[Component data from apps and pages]
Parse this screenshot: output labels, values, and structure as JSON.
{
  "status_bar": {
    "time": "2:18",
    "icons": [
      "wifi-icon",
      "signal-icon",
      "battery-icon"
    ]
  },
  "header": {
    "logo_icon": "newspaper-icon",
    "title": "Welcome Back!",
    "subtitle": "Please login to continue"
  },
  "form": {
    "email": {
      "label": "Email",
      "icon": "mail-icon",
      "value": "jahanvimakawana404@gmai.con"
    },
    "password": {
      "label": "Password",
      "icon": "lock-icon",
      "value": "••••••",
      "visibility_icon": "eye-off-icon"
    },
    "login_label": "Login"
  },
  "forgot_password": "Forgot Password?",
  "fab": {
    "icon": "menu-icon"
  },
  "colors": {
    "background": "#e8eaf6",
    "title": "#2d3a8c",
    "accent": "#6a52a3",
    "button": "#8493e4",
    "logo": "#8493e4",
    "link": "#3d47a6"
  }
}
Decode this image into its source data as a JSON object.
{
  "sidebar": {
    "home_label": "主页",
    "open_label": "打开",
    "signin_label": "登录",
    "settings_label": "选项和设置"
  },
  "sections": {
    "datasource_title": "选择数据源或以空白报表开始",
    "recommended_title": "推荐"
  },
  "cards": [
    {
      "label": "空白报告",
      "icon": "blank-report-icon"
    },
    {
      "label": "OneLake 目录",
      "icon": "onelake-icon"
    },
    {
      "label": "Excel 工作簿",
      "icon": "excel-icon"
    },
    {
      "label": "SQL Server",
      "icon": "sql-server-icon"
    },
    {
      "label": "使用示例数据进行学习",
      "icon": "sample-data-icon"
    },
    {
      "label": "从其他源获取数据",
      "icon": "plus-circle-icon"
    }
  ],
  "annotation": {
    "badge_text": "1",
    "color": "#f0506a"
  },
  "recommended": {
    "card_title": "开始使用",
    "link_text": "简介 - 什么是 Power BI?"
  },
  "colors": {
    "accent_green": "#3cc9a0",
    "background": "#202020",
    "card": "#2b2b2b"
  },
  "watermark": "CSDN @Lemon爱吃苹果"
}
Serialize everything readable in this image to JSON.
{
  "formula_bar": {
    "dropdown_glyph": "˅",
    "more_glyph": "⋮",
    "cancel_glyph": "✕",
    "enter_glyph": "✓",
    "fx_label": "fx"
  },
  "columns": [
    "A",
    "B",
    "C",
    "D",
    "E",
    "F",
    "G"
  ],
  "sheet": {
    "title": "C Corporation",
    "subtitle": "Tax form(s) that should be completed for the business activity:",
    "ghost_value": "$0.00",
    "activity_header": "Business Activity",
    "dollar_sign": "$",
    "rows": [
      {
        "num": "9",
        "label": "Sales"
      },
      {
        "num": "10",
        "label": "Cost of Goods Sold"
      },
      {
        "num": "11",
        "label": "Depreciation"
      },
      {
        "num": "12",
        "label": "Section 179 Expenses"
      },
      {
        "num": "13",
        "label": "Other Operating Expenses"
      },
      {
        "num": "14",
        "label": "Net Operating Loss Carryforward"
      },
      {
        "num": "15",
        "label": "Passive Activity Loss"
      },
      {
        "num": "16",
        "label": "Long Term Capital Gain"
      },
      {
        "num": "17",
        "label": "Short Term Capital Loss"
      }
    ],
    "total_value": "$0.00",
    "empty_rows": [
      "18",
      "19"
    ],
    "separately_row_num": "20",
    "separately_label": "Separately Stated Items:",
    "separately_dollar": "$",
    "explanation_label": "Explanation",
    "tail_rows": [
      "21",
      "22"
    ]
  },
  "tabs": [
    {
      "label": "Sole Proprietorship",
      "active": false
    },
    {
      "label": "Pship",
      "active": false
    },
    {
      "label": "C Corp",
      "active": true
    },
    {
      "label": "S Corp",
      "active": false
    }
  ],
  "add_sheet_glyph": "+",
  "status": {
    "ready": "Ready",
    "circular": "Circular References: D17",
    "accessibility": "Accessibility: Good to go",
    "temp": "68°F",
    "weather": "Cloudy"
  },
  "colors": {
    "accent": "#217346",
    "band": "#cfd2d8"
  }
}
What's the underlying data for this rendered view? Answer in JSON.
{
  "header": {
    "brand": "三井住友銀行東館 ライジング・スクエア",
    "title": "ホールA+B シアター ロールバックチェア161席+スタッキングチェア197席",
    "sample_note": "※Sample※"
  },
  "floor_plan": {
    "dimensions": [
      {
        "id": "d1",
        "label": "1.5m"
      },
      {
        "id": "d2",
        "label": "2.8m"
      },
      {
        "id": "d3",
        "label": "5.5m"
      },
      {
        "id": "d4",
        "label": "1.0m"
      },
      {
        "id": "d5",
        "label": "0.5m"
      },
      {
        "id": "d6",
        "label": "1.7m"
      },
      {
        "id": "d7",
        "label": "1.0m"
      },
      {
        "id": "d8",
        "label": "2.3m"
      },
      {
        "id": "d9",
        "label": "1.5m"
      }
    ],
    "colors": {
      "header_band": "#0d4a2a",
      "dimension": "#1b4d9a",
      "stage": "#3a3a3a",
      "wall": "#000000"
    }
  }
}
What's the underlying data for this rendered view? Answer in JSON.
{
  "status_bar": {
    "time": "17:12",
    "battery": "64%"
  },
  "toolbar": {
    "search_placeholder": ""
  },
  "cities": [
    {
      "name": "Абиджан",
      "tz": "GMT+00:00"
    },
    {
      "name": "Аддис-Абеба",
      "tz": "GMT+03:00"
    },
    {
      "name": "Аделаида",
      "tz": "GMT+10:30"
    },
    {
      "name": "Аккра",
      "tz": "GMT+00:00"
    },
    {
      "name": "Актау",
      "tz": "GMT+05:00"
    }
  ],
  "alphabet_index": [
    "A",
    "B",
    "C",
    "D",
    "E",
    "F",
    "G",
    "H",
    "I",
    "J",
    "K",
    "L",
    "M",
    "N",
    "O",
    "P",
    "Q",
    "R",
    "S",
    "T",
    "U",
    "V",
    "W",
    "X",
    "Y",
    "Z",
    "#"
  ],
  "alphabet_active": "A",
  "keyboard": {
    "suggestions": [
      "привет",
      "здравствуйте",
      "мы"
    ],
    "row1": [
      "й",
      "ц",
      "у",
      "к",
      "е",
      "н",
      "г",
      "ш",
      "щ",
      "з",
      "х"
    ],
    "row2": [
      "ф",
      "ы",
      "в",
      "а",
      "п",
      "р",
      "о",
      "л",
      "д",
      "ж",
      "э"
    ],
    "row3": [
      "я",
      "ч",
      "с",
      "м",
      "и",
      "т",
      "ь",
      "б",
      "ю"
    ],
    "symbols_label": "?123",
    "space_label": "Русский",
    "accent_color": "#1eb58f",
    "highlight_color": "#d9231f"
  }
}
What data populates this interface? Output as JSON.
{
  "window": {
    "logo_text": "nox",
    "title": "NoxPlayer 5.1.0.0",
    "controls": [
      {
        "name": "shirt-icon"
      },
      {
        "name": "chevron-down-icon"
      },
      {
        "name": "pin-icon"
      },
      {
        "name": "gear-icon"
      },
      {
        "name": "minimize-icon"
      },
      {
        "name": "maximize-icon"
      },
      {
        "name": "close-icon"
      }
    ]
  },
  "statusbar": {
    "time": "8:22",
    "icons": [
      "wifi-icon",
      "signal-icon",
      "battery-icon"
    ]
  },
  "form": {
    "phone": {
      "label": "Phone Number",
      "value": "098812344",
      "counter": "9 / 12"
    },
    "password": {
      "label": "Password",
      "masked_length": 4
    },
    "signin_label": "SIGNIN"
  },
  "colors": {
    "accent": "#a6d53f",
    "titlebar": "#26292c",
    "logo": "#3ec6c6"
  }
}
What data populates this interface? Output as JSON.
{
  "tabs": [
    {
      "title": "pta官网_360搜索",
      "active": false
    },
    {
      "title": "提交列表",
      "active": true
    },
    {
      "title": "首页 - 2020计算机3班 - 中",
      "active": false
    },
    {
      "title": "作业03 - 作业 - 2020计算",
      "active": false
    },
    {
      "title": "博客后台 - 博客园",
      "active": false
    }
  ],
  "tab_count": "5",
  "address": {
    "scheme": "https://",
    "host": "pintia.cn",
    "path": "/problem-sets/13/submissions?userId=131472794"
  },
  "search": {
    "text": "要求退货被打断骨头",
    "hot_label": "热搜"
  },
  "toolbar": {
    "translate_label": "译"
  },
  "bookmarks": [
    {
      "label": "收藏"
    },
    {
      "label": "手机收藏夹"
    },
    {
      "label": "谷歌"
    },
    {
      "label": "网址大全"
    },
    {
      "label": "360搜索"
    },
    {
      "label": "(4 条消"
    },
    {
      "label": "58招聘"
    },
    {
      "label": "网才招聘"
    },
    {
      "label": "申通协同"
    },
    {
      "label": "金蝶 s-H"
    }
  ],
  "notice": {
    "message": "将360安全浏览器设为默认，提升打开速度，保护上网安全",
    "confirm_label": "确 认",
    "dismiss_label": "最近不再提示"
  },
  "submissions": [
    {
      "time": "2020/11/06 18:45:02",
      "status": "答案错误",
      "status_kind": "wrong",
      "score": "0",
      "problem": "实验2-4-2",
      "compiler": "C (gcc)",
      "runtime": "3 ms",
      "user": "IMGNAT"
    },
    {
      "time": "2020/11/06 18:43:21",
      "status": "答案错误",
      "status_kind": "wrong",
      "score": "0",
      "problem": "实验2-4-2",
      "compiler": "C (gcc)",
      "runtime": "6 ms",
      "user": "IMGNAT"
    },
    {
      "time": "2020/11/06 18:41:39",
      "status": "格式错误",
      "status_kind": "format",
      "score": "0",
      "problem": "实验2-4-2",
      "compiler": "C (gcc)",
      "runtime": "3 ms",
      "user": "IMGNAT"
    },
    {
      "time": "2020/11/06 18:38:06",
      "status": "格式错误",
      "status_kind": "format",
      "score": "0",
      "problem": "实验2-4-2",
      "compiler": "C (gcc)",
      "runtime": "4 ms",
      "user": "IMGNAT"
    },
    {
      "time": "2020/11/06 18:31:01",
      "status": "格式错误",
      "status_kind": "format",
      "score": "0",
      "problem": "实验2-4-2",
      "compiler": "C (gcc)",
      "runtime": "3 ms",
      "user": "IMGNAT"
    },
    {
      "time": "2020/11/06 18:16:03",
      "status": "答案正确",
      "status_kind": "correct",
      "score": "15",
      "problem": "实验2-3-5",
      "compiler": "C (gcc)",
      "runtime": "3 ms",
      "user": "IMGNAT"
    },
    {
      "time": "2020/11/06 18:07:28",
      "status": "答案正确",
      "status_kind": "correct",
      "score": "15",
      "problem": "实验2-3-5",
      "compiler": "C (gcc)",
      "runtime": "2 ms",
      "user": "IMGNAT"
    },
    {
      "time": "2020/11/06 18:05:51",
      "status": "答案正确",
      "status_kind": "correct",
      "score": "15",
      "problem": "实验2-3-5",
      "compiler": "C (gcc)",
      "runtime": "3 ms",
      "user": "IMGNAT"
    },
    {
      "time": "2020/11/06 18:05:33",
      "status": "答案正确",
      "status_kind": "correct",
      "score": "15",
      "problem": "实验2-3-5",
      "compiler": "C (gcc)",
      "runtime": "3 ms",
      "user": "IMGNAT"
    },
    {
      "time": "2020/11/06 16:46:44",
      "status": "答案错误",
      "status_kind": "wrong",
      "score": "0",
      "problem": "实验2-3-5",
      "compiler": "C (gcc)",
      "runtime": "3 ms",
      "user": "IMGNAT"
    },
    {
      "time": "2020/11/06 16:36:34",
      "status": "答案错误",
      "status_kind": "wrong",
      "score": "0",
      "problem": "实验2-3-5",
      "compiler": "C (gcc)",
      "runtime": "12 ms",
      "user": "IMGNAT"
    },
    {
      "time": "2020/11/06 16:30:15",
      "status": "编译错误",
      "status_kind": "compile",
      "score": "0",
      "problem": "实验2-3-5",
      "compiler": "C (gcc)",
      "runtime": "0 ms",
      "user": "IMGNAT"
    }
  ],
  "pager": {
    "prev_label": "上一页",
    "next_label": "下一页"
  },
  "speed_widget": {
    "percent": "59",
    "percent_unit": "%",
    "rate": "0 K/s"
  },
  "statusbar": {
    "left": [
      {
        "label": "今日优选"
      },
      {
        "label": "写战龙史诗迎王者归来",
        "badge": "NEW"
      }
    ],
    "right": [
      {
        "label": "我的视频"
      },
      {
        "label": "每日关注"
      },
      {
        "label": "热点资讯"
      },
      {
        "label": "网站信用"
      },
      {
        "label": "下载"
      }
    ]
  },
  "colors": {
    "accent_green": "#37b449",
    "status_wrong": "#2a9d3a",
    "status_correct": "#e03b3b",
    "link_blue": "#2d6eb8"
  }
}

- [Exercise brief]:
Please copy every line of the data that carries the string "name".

- [Final answer]:
      "name": "Абиджан",
      "name": "Аддис-Абеба",
      "name": "Аделаида",
      "name": "Аккра",
      "name": "Актау",
        "name": "shirt-icon"
        "name": "chevron-down-icon"
        "name": "pin-icon"
        "name": "gear-icon"
        "name": "minimize-icon"
        "name": "maximize-icon"
        "name": "close-icon"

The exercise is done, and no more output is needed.